Meet the Author

Sarah Betancourt

Reporter, CommonWealth magazine

About Sarah Betancourt

Sarah Betancourt is a bilingual journalist reporting across New England. Prior to joining Commonwealth, Sarah was a reporter for The Associated Press in Boston, and a correspondent with The Boston Globe and The Guardian. She has written about immigration, social justice, and health policy for outlets like NBC, The Boston Institute for Nonprofit Journalism, and the New York Law Journal. Sarah has reported stories such as a national look at teacher shortages, how databases are used by police departments to procure information on immigrants, and uncovered the spread of an infectious disease in children at a family detention center. She has covered the State House, local and national politics, crime and general assignment.

Sarah received a 2018 Investigative Reporters and Editors Award for her role in the ProPublica/NPR story, “They Got Hurt at Work and Then They Got Deported,” which explored how Florida employers and insurance companies were getting out of paying workers compensation benefits by using a state law to ensure injured undocumented workers were arrested or deported. Sarah attended Emerson College for a Bachelor’s Degree in Political Communication, and Columbia University for a fellowship and Master’s degree with the Stabile Center for Investigative Journalism.

About Sarah Betancourt

Sarah Betancourt is a bilingual journalist reporting across New England. Prior to joining Commonwealth, Sarah was a reporter for The Associated Press in Boston, and a correspondent with The Boston Globe and The Guardian. She has written about immigration, social justice, and health policy for outlets like NBC, The Boston Institute for Nonprofit Journalism, and the New York Law Journal. Sarah has reported stories such as a national look at teacher shortages, how databases are used by police departments to procure information on immigrants, and uncovered the spread of an infectious disease in children at a family detention center. She has covered the State House, local and national politics, crime and general assignment.

Sarah received a 2018 Investigative Reporters and Editors Award for her role in the ProPublica/NPR story, “They Got Hurt at Work and Then They Got Deported,” which explored how Florida employers and insurance companies were getting out of paying workers compensation benefits by using a state law to ensure injured undocumented workers were arrested or deported. Sarah attended Emerson College for a Bachelor’s Degree in Political Communication, and Columbia University for a fellowship and Master’s degree with the Stabile Center for Investigative Journalism.

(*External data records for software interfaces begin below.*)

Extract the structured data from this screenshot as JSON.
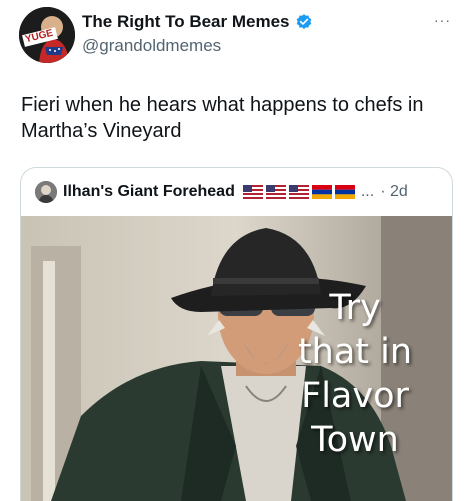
{
  "author": {
    "display_name": "The Right To Bear Memes",
    "handle": "@grandoldmemes",
    "verified_color": "#1d9bf0",
    "avatar_text": "YUGE"
  },
  "more_glyph": "···",
  "tweet_text": "Fieri when he hears what happens to chefs in Martha’s Vineyard",
  "quote": {
    "display_name": "Ilhan's Giant Forehead",
    "flags": [
      "us-flag-icon",
      "us-flag-icon",
      "us-flag-icon",
      "armenia-flag-icon",
      "armenia-flag-icon"
    ],
    "ellipsis": "...",
    "time": "· 2d"
  },
  "meme": {
    "caption_lines": [
      "Try",
      "that in",
      "Flavor",
      "Town"
    ]
  }
}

They also expressed concern at the lack of public comment period or official announcement over the decision. 

The House Committee on Oversight and Reform also announced it will hold a hearing on medical deferred action on September 6.